An update to the Poskanzer Family Tree has been posted at: .

There are new clear photos of tombstones in Albany cemeteries nicely  taken by Susan Poskanzer, with careful translations of the Hebrew by  Olga Zabludoff: .
Jane Frueh has kindly added extensively to the Rosenberg line, with  many dates, etc.
Progress has been made on the Ukraine branch of the family which  probably started with Abraham Pushkantser, born 1872 in Rumshishok,  Lith. region of Russia, and who migrated about 1900 to the Ukraine.  Max Pushkantser of St. Petersburg has been a great help. His old  photos are at . He also obtained a  police report from 1924 from the State Archive of Republic of Moldova  about a Pushkantser who Illegally crossed the border from USSR to  Bessarabia. It was translated from Romanian to Russian and then by  Max to English. I found two Pushkantsers from the Ukraine who were  killed in the Red Army in World War II, two more who died in the  Holocaust, and four who are listed as survivors, one of whom now  lives in Queens, NY. Marc Diemont (Poskanzer) was born in Kiev in  1898 before coming to the US at the age of 6. Even my grandfather  David Chaim Poskanzer went to "deep Russia" before emigrating to the  US. As far as I know no Pushkantsers remain in the Ukraine today. The  most famous living person from the Ukraine branch of the family  (based on the number of hits at is Natalia Andreeva  Pushkantser, a concert pianist now in Stavropol, Russia.

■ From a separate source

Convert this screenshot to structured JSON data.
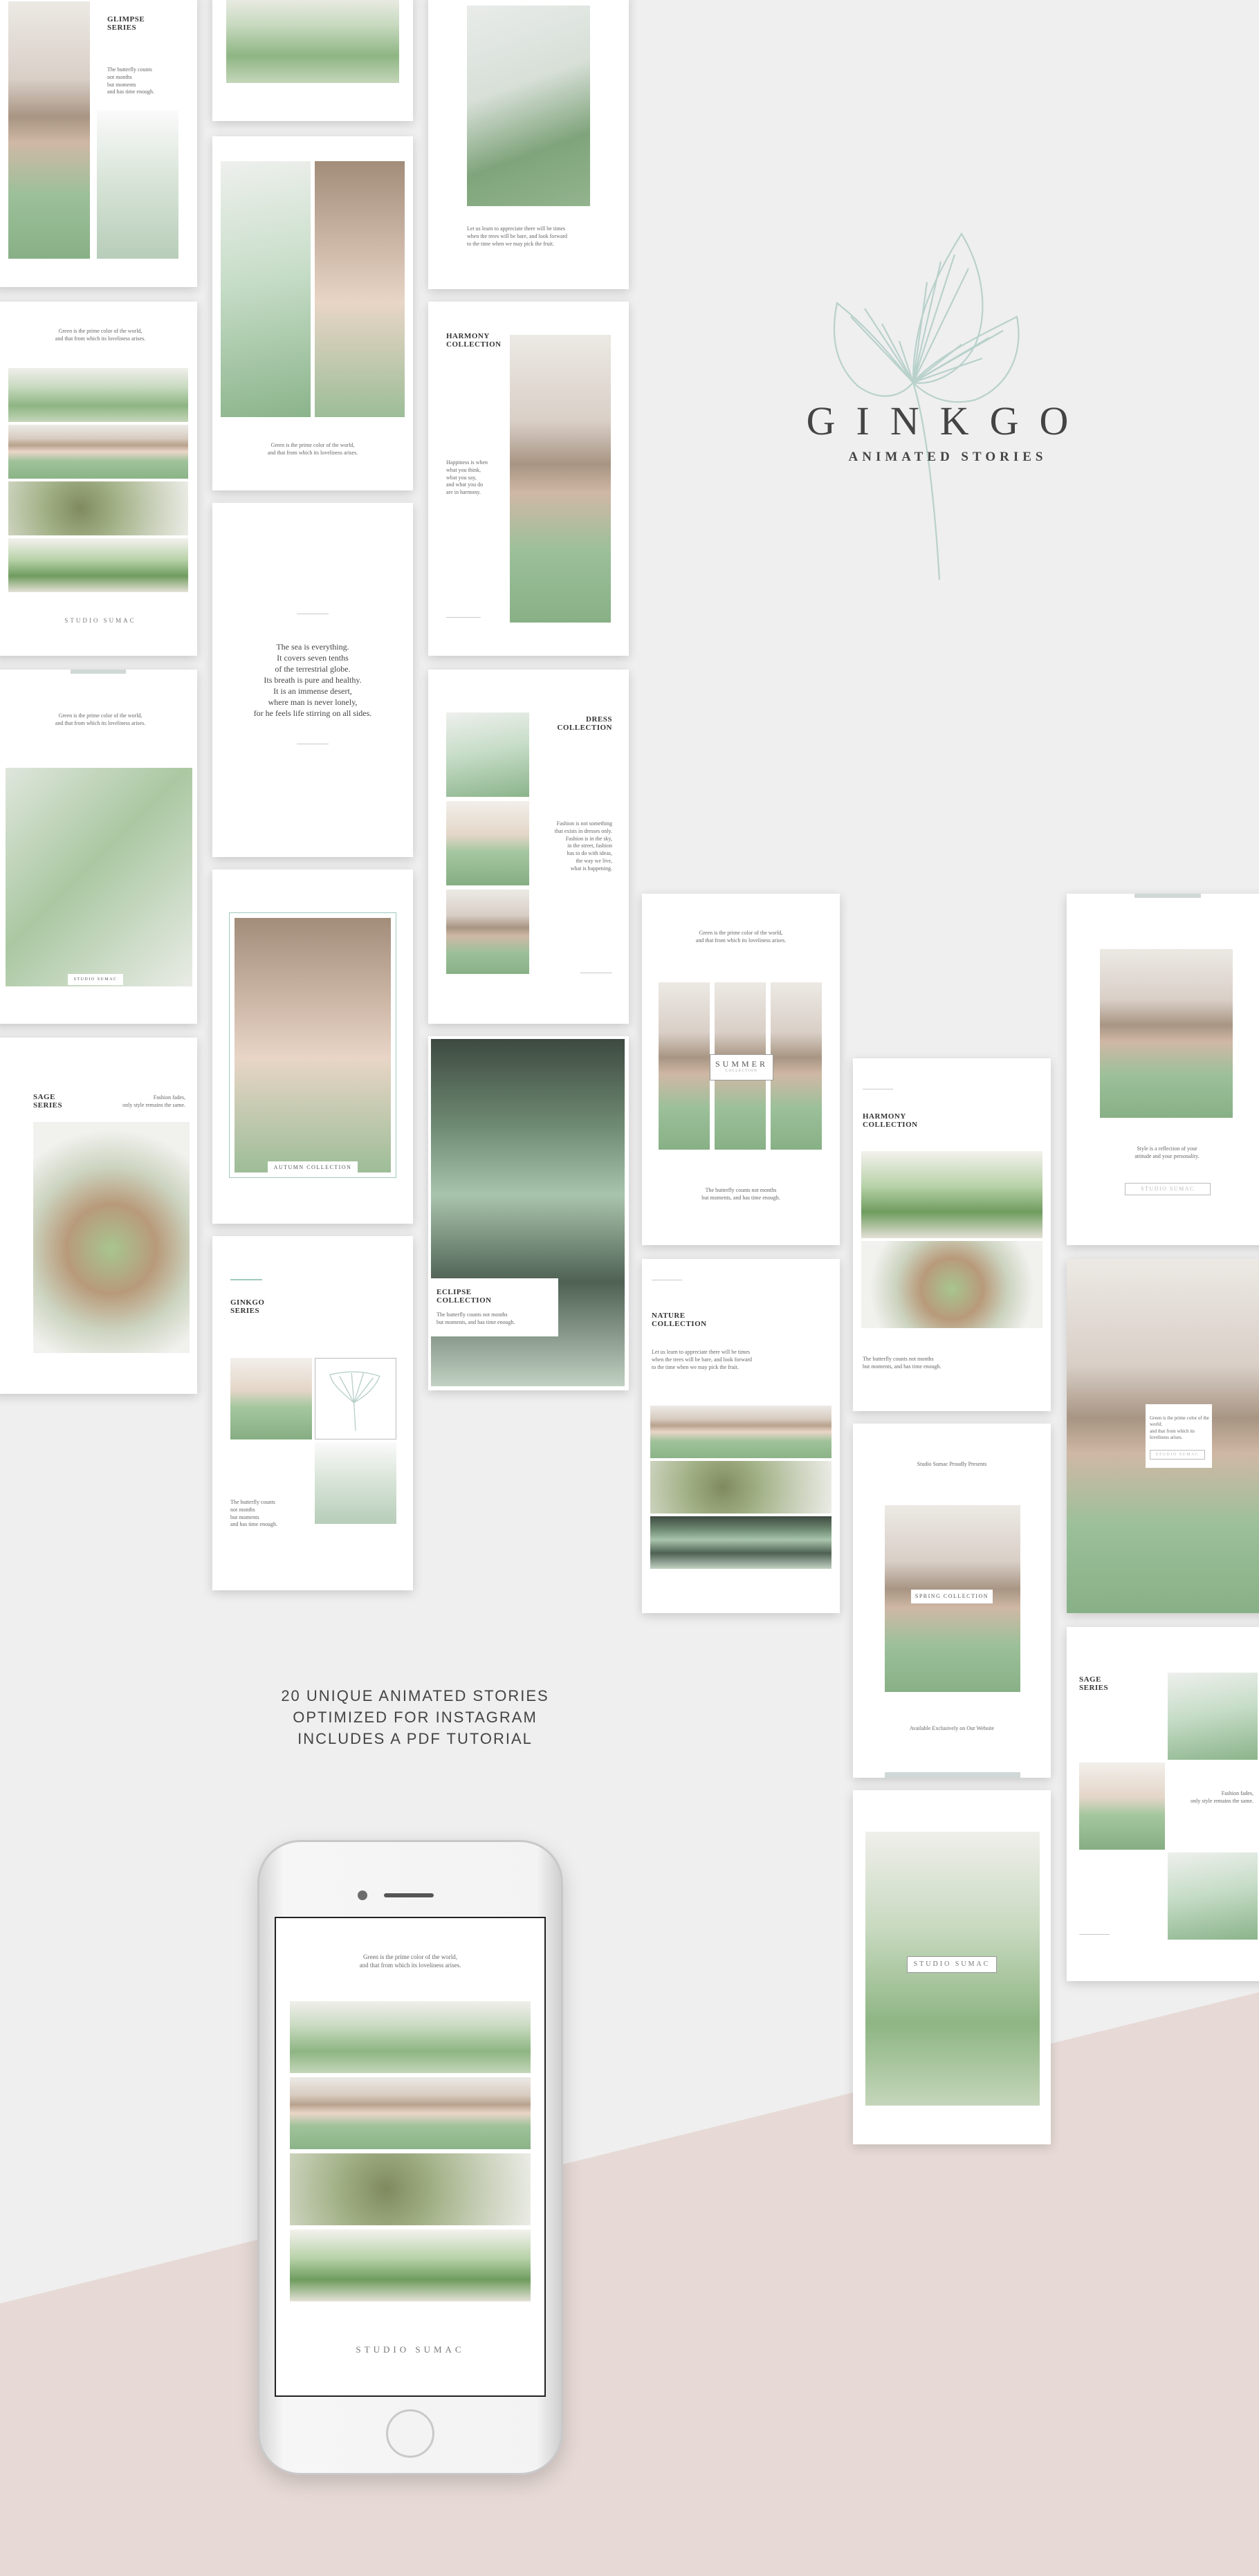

A bridge engineer, Eli Pushkantser, and his daughter, Miriam, lived  in Germany and died in the Holocaust. Sonny Poskanzer had heard of  them, but we have not been able to fit them into the tree.
The origin of the surname Pushkantser was probably the village  Puszkance. I found it in two early 19th century references, but have  not found the modern counterpart. For details see .
Olga Zabludoff and I thank all of you who have helped and hope you  continue to send additions and corrections, as well as old photos.
Art Poskanzer